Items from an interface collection
*** Block opens ***
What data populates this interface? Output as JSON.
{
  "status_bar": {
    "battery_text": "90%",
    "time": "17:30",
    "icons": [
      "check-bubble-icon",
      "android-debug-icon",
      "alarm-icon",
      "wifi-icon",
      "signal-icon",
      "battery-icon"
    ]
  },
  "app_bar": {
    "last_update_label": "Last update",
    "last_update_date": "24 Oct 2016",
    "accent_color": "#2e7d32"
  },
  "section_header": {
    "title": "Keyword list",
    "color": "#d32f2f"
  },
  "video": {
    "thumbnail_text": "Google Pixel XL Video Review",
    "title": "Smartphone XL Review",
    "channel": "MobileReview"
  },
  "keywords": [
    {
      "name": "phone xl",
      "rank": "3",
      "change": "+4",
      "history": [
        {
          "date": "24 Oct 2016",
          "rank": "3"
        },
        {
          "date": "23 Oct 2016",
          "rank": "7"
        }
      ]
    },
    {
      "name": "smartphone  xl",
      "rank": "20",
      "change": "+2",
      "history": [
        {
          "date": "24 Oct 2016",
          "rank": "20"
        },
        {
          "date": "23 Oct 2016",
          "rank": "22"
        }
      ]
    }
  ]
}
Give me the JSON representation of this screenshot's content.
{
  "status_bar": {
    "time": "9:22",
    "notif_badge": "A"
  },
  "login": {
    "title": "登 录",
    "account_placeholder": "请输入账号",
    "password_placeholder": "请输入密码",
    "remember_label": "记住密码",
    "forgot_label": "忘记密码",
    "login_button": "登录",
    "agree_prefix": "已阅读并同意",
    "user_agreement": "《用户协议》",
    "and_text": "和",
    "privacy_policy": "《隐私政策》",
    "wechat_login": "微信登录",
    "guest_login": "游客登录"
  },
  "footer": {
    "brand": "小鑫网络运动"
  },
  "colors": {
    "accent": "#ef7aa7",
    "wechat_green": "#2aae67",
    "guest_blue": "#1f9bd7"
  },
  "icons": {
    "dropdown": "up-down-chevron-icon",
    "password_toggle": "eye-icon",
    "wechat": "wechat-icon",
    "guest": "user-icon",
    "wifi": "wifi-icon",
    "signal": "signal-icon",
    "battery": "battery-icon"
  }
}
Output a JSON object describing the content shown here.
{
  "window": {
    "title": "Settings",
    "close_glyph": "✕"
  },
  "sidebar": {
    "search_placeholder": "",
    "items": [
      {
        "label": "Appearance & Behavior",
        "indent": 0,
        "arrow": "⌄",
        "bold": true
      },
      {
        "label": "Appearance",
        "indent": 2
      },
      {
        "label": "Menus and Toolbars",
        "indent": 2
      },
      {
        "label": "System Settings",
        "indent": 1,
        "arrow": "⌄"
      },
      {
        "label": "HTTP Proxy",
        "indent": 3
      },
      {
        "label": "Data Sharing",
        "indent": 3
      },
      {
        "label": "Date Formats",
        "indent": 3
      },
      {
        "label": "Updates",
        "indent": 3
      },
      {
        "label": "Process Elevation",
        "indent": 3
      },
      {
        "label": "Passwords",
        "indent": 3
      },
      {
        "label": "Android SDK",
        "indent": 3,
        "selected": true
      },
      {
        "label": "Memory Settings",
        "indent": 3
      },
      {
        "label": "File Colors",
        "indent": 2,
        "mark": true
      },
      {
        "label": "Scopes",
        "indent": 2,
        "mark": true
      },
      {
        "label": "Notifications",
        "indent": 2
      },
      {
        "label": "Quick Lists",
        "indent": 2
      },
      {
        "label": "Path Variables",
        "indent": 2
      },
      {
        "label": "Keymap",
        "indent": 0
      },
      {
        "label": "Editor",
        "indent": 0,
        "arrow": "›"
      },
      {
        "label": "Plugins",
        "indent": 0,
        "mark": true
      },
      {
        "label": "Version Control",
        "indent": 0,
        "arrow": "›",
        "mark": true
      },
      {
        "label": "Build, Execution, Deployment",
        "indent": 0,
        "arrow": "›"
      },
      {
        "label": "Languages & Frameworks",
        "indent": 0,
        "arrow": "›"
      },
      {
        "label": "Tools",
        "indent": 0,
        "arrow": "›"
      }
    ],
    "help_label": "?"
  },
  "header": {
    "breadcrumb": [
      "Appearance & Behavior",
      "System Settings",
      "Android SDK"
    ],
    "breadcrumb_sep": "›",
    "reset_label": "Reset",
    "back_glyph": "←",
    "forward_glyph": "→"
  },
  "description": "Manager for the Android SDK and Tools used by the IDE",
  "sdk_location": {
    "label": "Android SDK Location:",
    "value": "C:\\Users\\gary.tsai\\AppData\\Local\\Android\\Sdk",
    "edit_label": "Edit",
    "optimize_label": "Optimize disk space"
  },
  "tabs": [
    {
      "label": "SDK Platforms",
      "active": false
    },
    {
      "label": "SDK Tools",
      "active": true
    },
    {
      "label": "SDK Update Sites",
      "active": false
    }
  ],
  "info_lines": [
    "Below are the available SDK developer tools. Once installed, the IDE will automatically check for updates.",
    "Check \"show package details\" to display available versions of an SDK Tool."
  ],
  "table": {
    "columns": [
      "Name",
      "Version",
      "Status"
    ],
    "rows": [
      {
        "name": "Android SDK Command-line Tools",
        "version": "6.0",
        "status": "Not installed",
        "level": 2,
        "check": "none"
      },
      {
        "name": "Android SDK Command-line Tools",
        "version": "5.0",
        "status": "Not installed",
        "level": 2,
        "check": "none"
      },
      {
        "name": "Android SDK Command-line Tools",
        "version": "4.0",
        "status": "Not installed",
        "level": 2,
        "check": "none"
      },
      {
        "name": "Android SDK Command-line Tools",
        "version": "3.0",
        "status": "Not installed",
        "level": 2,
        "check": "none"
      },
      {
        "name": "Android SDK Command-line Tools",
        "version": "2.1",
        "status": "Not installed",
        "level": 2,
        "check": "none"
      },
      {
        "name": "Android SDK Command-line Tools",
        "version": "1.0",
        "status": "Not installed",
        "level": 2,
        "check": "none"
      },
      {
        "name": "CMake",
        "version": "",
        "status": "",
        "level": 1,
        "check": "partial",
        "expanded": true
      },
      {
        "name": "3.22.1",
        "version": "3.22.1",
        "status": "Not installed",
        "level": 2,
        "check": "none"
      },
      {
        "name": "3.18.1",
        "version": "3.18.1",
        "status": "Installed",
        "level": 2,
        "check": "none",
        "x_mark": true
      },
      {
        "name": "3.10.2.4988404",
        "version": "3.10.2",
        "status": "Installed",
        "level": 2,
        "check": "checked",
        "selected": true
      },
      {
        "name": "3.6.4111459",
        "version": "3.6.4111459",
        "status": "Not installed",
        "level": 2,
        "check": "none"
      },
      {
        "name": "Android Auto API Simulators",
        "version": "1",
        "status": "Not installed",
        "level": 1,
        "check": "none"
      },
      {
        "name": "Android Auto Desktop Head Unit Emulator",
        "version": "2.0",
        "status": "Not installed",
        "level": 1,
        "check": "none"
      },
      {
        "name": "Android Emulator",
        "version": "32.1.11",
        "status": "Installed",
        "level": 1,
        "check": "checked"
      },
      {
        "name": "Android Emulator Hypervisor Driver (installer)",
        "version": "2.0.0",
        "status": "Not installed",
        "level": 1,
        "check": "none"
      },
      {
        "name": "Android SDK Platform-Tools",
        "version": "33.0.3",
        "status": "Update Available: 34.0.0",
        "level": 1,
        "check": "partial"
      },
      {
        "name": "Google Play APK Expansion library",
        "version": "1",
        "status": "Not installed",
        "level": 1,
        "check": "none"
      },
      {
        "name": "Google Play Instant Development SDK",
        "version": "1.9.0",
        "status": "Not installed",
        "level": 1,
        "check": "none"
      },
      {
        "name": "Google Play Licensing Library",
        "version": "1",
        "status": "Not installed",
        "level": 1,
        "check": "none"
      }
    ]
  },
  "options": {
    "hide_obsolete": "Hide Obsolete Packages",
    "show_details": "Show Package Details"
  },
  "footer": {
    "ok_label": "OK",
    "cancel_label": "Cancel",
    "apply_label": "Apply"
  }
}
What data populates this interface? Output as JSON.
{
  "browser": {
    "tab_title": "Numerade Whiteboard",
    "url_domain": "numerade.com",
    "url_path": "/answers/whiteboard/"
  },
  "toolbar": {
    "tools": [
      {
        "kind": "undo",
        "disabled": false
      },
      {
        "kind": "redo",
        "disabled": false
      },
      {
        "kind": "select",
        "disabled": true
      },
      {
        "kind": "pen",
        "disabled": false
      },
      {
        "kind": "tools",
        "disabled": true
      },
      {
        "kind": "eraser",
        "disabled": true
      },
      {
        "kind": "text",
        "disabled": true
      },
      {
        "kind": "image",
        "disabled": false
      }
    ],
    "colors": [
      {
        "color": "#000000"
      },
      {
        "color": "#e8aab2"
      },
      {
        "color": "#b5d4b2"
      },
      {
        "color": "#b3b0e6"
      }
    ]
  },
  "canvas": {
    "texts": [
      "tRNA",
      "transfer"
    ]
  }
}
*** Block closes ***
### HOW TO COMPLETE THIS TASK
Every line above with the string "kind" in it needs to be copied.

### ANSWER TO THE EXERCISE
        "kind": "undo",
        "kind": "redo",
        "kind": "select",
        "kind": "pen",
        "kind": "tools",
        "kind": "eraser",
        "kind": "text",
        "kind": "image",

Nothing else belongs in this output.